Let us not underestimate this point, and the fact that the central positions of women in this neo-Nazi organization, put up a front for emphasis on the social and national role of motherhood coupled with condemnation of abortion as a “crime against the race,” along with reasons here long spoken with increasing fervor by various social, political and scientific environments. And let’s not ignore the affinity of these reasons the direct xenophobic and sexist return to “the Greek family“, which, in view of the recent elections, has converted the majority of the political forces of the country. Chiming with the upheaval associated with the economic impact of the crisis. The current obsession with “the Greek family” and and clamour to assert its rights in current legislation and legislative exclusion relate primarily to immigrants, but also include men and women who do not meet the regulatory requirements of the “Greek” family model.

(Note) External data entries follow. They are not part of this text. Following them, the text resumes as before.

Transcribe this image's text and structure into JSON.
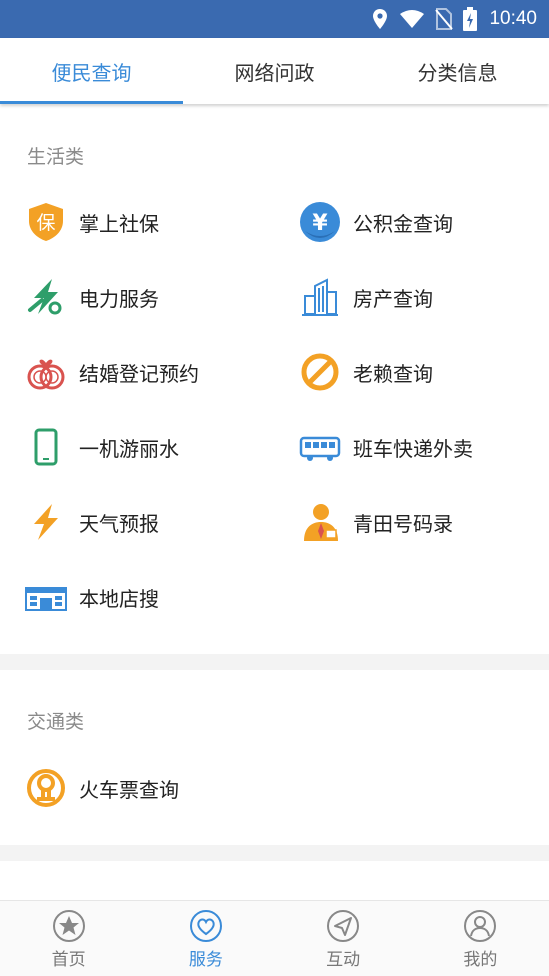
{
  "status_bar": {
    "time": "10:40"
  },
  "tabs": [
    {
      "label": "便民查询",
      "active": true
    },
    {
      "label": "网络问政",
      "active": false
    },
    {
      "label": "分类信息",
      "active": false
    }
  ],
  "sections": {
    "life": {
      "title": "生活类",
      "items": [
        {
          "label": "掌上社保",
          "icon": "social-security-shield-icon"
        },
        {
          "label": "公积金查询",
          "icon": "yen-coin-icon"
        },
        {
          "label": "电力服务",
          "icon": "lightning-wrench-icon"
        },
        {
          "label": "房产查询",
          "icon": "buildings-icon"
        },
        {
          "label": "结婚登记预约",
          "icon": "wedding-rings-icon"
        },
        {
          "label": "老赖查询",
          "icon": "prohibited-icon"
        },
        {
          "label": "一机游丽水",
          "icon": "mobile-phone-icon"
        },
        {
          "label": "班车快递外卖",
          "icon": "bus-icon"
        },
        {
          "label": "天气预报",
          "icon": "lightning-bolt-icon"
        },
        {
          "label": "青田号码录",
          "icon": "person-tie-icon"
        },
        {
          "label": "本地店搜",
          "icon": "storefront-icon"
        }
      ]
    },
    "traffic": {
      "title": "交通类",
      "items": [
        {
          "label": "火车票查询",
          "icon": "railway-logo-icon"
        }
      ]
    }
  },
  "shield_glyph": "保",
  "yen_glyph": "¥",
  "bottom_nav": [
    {
      "label": "首页",
      "icon": "star-circle-icon",
      "active": false
    },
    {
      "label": "服务",
      "icon": "heart-circle-icon",
      "active": true
    },
    {
      "label": "互动",
      "icon": "paper-plane-circle-icon",
      "active": false
    },
    {
      "label": "我的",
      "icon": "user-circle-icon",
      "active": false
    }
  ],
  "colors": {
    "status_bar": "#3a6ab0",
    "accent": "#3a8bd8",
    "orange": "#f3a125",
    "red": "#d9534f",
    "green": "#2e9e6a"
  }
}
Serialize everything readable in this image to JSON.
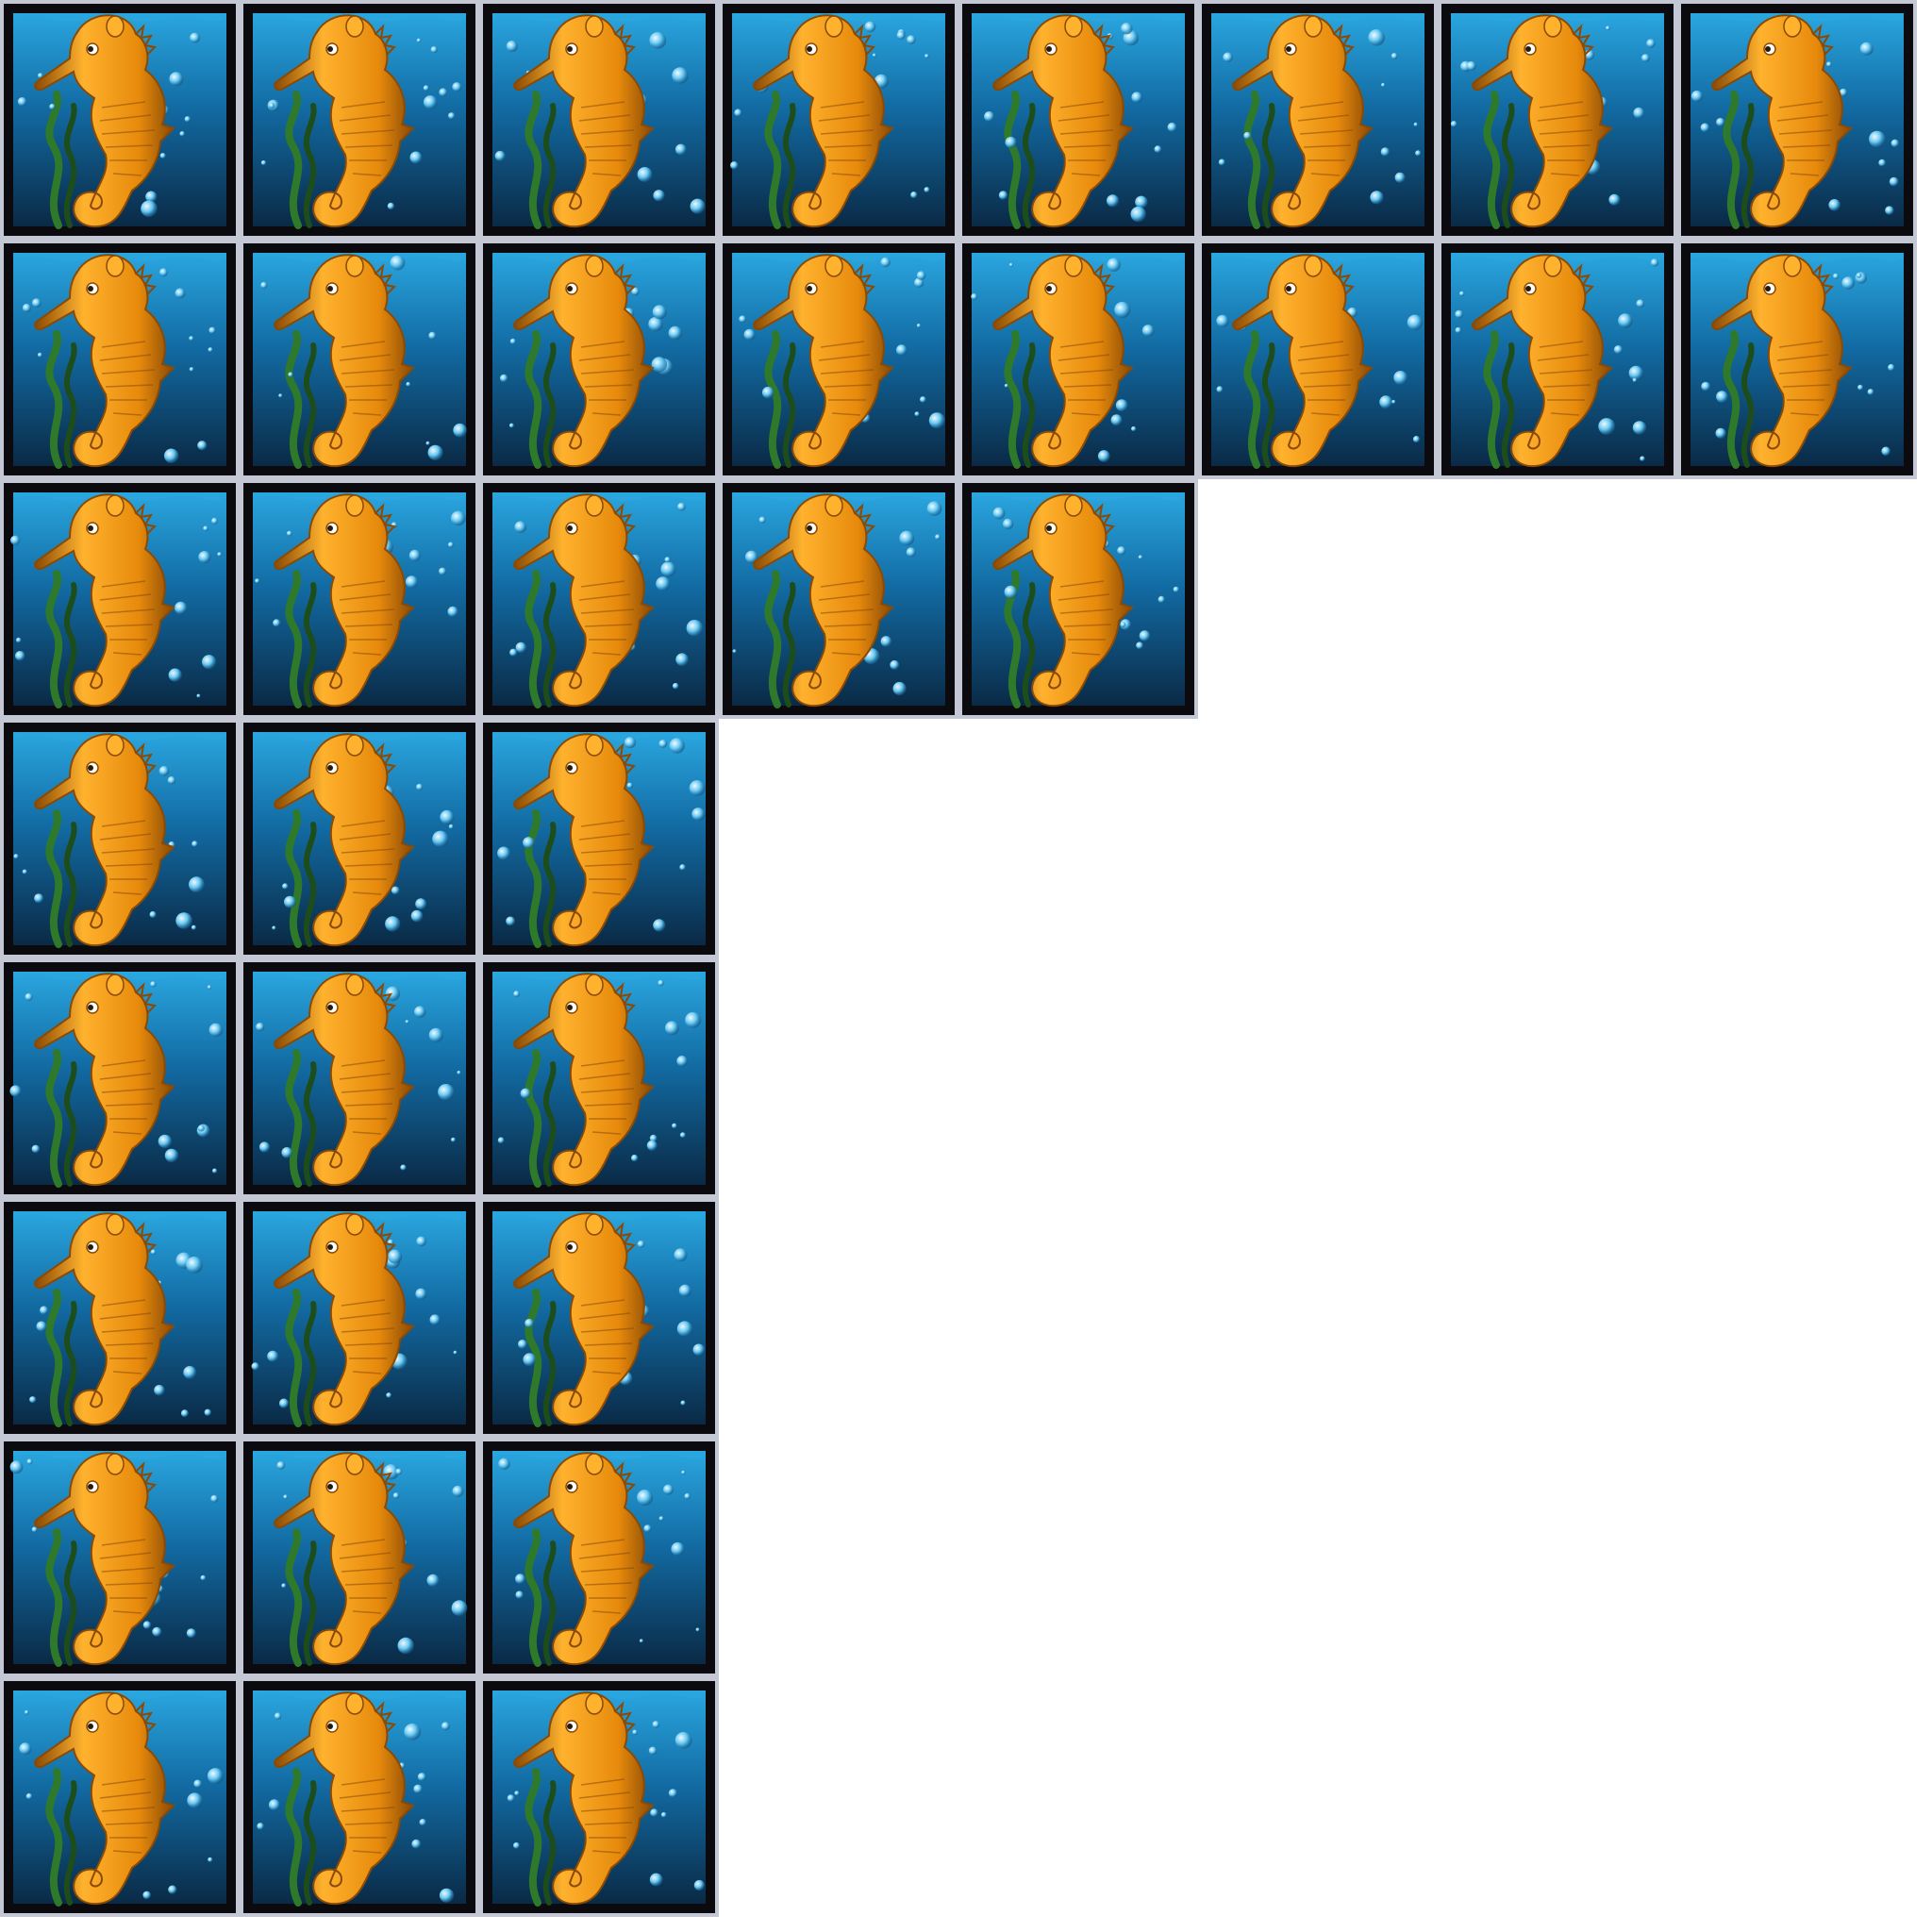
{
  "sheet": {
    "rows": [
      8,
      8,
      5,
      3,
      3,
      3,
      3,
      3
    ]
  },
  "tile": {
    "icon": "seahorse-icon",
    "colors": {
      "frame": "#0a0a0f",
      "border": "#c4c8d4",
      "water_top": "#2aa6df",
      "water_mid": "#126aa2",
      "water_bottom": "#0a2a46",
      "seahorse_light": "#ffb22e",
      "seahorse_mid": "#e78a0c",
      "seahorse_dark": "#8a4a05",
      "seaweed": "#2f7a2a",
      "seaweed_dark": "#1d4d1a",
      "bubble": "#63c8f4"
    }
  }
}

At the same time, it is interesting that the position of the Golden Dawn uses many of the familiar weapons of traditional anti-feminism. Claiming a national audience, and under a “counter-cultural” banner, the Golden Dawn condemns movements long-forgotten by other political forces: feminism along with other “dangerous” and “outlandish” concepts such as internationalism, equality or homosexuality. The position of the Golden Dawn on women (remember Helen Zaroulia Michaloliakos musing on the “genocide of abortion” or the “feminists with hairy armpits” ) resonates with alarming old fashioned ideas on the nature of the sexes and their purpose of their ‘use’, which seems to raise its head in times of crisis. Indeed, it is not difficult to find the thread that connects extreme conservative views on sex, which until recently remained marginal to the philosophy of this neo-Nazi organization. Under present conditions, these traditional anti-feminist and homophobic attitudes are part of a new framework that allows them to appear as a vehicle for restoring the disrupted “natural” order of things.
It is now certain that the crisis led to a consolidation of some “deep structures” of Greek society, turning them into “common sense”. Equally clear is that this has been allowed to become a publicly acceptable aggressive stance adopted in the public discourse and practices of the Golden Dawn, an aggressive version of masculinity which claims hegemony as a vehicle of salvation of the “nation.” The crisis facilitates tropes that occur repeatedly in many different circumstances. The fact remains that the use of physical force as a constituent element of the neo-Nazi organization’s policy differentiates from other political forces, with which it shares some (or even many) of its positions. At this point it meets the social implications of being financially precarious. In other words, the insecurity and anger of the electorate, which, more or less consciously, proved willing to give in to the Golden Dawn demands for literally “annihilation” of those whom can be blamed for their the current plight.
Difficult days are coming …